== Extracted material

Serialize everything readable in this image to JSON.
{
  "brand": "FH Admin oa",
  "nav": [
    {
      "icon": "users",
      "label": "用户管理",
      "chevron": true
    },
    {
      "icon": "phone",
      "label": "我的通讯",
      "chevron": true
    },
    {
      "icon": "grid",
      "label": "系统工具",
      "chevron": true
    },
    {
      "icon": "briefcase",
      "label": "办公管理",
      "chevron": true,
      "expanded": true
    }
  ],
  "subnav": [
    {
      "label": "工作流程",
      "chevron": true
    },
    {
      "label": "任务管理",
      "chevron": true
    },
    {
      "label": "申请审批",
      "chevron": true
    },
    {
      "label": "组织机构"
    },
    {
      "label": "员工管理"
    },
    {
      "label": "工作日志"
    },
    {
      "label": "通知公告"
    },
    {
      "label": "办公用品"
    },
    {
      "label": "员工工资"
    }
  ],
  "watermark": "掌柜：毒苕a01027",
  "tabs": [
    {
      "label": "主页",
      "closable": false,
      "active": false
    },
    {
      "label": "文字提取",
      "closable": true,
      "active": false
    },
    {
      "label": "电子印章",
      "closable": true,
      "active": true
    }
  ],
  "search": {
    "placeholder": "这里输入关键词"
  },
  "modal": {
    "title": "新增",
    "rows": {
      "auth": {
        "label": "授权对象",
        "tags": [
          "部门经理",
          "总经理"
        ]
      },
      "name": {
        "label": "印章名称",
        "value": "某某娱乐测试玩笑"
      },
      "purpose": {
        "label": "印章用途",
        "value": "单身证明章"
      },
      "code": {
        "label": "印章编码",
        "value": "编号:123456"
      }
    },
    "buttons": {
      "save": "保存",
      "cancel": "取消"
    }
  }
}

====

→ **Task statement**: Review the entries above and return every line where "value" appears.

→ **Task response**:
        "value": "某某娱乐测试玩笑"
        "value": "单身证明章"
        "value": "编号:123456"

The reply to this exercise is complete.